Dataset rows for apps and sites
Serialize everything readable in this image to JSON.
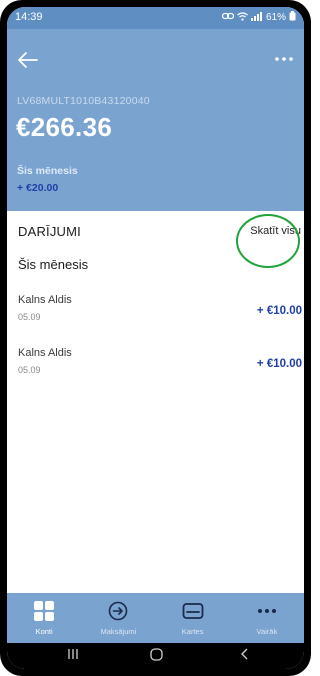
{
  "status": {
    "time": "14:39",
    "right": "61%"
  },
  "account": {
    "iban": "LV68MULT1010B43120040",
    "balance": "€266.36",
    "month_label": "Šis mēnesis",
    "month_amount": "+ €20.00"
  },
  "transactions": {
    "title": "DARĪJUMI",
    "see_all": "Skatīt visu",
    "period": "Šis mēnesis",
    "items": [
      {
        "name": "Kalns Aldis",
        "date": "05.09",
        "amount": "+ €10.00"
      },
      {
        "name": "Kalns Aldis",
        "date": "05.09",
        "amount": "+ €10.00"
      }
    ]
  },
  "nav": {
    "items": [
      {
        "label": "Konti",
        "icon": "grid-icon"
      },
      {
        "label": "Maksājumi",
        "icon": "transfer-icon"
      },
      {
        "label": "Kartes",
        "icon": "card-icon"
      },
      {
        "label": "Vairāk",
        "icon": "more-icon"
      }
    ]
  },
  "colors": {
    "header": "#7ba3cf",
    "accent_amount": "#1f3fa8",
    "highlight": "#21a33a"
  }
}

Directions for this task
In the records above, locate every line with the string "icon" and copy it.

Exercise response
        "icon": "grid-icon"
        "icon": "transfer-icon"
        "icon": "card-icon"
        "icon": "more-icon"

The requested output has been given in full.